There’s lots of buzz in accounting circles these days about outsourcing the preparation of tax returns to places like India. And now the AICPA, a professional association for CPAs in the United States, has issued an Advisory opinion which clears the way for CPAs to outsource.
The Advisory doesn’t expressly endorse outsourcing — it stops well short of that. But it does indicate there are no outright legal prohibitions.
Of course it cautions CPAs that they have certain responsibilities to ensure security and privacy of their clients’ data when outsourcing. The Advisory summarizes those obligations:
- “AICPA members have responsibilities related to the practice of using third parties to provide services in engagements for clients. Primary among them are security and confidentiality of information, due professional care and compliance with provisions of the Code of Professional Conduct. In addition, members must monitor security procedures that third-party providers have put into place to ensure they remain effective.”
The Advisory is being published in the March 2004 edition of the Journal of Accountancy, but you can download a copy here.
In case you have been on another planet for the past six months, offshore outsourcing is a polarizing issue right now in the United States. Fears of U.S. workers losing jobs and U.S. corporations losing competitive edge are being debated at every turn. Professional workers are even considering unionization.

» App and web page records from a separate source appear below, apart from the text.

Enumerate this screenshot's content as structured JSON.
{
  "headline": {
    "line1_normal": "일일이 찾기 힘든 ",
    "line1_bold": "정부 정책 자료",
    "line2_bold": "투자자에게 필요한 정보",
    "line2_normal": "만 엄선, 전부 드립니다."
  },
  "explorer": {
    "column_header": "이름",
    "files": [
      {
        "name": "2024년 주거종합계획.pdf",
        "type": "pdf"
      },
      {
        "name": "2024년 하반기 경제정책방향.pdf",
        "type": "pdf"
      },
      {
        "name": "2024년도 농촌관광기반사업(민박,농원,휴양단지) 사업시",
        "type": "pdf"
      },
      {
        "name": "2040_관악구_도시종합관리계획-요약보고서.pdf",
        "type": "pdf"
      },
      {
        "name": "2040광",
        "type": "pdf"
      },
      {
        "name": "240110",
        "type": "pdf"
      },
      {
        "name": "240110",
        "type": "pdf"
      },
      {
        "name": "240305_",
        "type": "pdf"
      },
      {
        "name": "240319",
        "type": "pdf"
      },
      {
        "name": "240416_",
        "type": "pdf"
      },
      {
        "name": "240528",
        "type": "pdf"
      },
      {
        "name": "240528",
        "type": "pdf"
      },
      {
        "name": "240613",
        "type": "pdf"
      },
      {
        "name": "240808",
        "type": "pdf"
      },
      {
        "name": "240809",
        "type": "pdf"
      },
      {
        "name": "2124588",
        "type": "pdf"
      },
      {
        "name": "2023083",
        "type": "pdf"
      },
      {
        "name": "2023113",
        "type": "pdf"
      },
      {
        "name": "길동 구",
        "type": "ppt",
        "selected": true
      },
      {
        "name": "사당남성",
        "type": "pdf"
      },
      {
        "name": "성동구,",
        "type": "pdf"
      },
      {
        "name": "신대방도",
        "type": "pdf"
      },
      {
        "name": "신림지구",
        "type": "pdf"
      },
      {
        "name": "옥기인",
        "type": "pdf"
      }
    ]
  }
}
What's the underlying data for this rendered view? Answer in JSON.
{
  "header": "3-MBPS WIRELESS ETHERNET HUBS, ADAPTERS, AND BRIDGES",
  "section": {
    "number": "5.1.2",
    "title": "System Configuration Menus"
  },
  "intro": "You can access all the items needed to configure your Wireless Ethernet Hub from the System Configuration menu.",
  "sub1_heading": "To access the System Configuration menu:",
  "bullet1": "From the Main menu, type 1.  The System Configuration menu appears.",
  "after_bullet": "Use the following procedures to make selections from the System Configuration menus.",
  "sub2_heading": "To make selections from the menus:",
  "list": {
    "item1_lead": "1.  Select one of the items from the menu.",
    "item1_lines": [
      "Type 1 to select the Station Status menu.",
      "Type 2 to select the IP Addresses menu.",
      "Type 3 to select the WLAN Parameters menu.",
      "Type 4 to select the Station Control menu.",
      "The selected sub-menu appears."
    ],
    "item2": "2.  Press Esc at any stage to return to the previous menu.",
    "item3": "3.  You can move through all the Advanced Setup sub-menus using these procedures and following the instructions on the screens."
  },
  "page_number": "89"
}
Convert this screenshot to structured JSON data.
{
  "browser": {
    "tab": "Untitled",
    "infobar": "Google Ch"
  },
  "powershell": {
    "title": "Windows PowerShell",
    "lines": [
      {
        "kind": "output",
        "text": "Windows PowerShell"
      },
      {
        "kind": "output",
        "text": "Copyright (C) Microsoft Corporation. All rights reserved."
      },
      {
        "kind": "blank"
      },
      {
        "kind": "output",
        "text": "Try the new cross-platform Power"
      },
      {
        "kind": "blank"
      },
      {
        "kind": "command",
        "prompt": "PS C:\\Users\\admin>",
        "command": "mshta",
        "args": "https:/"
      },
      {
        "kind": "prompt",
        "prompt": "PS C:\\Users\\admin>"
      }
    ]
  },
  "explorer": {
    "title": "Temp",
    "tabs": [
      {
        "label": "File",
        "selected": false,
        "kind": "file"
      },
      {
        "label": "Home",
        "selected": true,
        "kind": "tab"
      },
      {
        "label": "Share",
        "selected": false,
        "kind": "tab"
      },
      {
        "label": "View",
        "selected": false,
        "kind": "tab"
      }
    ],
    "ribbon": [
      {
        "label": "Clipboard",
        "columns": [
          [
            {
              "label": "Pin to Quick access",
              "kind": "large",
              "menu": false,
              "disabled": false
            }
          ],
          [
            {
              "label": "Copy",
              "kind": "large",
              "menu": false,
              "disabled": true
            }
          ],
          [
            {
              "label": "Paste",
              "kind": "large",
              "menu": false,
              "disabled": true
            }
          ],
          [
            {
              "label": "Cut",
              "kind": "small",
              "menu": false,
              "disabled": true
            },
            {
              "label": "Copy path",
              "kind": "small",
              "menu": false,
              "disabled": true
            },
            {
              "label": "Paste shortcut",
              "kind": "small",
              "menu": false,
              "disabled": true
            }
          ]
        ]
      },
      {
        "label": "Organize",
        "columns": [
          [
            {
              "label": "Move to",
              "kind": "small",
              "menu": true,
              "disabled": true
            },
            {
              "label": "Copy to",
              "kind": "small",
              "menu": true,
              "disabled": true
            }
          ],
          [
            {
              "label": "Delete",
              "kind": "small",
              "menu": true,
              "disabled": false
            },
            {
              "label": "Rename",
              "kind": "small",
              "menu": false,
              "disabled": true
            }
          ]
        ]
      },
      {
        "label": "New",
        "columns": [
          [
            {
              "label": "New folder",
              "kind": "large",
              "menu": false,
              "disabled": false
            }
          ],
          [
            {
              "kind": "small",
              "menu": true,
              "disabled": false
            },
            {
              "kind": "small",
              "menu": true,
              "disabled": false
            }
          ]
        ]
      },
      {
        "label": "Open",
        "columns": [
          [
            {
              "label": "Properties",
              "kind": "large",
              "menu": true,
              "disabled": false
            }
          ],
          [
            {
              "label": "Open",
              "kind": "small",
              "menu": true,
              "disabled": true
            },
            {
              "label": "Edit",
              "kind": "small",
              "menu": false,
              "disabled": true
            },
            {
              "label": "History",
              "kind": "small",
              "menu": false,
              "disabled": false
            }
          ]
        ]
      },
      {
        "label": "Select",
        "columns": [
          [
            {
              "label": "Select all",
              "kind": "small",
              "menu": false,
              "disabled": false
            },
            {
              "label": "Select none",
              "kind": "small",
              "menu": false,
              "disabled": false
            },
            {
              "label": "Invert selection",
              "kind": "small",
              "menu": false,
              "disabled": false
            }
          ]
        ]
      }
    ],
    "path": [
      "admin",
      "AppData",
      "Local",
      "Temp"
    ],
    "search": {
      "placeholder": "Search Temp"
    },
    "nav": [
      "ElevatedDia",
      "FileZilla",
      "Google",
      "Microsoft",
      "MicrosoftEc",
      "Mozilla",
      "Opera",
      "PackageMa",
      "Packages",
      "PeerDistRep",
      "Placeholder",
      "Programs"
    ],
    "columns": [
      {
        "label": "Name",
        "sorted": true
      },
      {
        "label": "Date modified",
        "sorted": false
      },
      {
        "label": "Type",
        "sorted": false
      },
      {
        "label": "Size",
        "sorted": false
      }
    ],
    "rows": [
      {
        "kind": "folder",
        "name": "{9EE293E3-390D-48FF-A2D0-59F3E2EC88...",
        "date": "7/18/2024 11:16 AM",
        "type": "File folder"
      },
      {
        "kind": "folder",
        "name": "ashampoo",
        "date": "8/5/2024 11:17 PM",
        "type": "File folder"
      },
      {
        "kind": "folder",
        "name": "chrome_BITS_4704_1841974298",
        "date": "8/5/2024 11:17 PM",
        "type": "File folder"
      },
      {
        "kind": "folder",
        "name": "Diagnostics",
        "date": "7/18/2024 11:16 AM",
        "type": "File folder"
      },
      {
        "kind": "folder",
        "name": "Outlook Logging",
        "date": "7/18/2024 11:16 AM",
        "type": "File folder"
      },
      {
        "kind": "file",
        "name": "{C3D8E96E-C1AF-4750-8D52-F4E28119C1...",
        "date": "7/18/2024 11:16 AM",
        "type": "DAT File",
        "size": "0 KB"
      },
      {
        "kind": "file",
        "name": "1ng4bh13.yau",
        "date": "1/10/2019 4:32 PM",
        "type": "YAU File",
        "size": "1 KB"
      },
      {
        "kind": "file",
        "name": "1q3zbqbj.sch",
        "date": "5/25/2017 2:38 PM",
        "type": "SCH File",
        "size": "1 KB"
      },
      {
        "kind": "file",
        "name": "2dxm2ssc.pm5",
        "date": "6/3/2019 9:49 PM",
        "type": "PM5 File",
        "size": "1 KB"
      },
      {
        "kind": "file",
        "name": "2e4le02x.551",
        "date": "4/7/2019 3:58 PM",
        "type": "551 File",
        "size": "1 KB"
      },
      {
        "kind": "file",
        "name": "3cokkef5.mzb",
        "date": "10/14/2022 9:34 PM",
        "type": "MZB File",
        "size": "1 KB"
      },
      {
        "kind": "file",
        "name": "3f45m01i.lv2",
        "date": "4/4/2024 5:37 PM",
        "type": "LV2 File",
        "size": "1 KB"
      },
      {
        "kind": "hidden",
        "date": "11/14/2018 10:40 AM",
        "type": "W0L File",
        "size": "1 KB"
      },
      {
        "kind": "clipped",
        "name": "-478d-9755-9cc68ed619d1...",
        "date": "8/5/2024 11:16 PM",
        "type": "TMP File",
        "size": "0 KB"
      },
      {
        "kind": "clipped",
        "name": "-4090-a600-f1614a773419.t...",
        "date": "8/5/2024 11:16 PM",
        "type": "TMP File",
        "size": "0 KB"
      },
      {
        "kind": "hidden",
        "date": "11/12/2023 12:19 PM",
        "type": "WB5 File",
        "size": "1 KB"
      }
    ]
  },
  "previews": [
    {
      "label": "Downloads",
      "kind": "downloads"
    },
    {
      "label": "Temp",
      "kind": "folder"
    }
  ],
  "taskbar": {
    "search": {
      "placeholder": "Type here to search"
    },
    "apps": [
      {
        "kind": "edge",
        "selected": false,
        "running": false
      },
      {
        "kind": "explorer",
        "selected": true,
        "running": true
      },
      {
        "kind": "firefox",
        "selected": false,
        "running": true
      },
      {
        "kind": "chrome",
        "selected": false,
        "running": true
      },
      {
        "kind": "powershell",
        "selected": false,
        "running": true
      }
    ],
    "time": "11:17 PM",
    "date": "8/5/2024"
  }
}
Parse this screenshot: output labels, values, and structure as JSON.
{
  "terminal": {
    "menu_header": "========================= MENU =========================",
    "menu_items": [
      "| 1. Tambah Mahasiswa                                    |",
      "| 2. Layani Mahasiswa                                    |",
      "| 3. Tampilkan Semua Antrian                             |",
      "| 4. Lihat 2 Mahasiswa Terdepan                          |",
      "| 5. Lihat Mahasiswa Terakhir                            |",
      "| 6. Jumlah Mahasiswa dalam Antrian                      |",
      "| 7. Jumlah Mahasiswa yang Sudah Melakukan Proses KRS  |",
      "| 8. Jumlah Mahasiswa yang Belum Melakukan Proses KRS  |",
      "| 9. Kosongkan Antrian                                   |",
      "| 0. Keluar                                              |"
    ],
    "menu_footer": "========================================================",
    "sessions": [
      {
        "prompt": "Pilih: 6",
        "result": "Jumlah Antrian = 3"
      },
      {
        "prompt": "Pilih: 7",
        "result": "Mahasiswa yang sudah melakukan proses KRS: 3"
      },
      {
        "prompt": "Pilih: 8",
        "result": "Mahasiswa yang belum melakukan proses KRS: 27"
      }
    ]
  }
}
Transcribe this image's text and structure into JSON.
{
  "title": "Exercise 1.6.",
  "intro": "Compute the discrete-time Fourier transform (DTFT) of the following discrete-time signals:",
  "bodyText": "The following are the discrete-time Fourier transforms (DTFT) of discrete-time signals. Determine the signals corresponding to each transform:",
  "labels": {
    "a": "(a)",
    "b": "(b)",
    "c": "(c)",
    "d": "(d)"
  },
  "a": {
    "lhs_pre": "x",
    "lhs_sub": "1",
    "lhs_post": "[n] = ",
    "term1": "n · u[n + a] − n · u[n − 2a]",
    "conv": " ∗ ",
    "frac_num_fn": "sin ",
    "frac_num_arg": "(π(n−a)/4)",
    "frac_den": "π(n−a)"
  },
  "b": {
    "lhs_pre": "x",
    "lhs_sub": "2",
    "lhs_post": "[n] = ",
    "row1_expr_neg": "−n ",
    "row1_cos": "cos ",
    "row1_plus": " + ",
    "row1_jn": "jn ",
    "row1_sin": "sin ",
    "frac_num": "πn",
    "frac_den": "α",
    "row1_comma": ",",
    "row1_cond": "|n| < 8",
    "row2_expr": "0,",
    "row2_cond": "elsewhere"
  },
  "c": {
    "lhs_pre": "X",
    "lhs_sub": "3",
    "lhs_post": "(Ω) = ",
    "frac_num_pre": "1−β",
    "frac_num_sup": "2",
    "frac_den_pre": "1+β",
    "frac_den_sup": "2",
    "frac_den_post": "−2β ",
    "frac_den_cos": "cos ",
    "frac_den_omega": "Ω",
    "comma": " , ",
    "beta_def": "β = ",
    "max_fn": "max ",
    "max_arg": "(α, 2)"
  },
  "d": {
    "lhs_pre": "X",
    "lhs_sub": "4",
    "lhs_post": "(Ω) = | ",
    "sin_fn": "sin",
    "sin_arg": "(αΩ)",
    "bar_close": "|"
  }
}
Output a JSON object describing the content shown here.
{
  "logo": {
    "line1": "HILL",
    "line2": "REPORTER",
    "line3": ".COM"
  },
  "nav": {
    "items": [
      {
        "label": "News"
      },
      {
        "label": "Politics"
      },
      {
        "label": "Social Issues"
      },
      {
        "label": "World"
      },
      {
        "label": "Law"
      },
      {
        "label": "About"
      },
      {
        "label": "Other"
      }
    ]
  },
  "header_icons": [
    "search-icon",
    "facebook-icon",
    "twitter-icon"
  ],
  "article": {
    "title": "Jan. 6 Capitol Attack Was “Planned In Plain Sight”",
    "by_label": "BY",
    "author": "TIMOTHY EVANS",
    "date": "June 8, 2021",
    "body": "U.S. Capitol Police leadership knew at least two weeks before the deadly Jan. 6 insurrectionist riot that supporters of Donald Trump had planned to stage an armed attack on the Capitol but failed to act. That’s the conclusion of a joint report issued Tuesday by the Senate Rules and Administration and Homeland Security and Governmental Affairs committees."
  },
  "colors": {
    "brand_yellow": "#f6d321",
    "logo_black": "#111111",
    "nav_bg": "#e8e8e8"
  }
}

In places like India, however, outsourcing is good news (as long as the outsourced work is going to India). And in India the AICPA’s position was greeted as a positive move. It is estimated that preparation of tax returns could mean the inflow of $15 Million (USD) in 2004 to Indian business process outsourcing partners.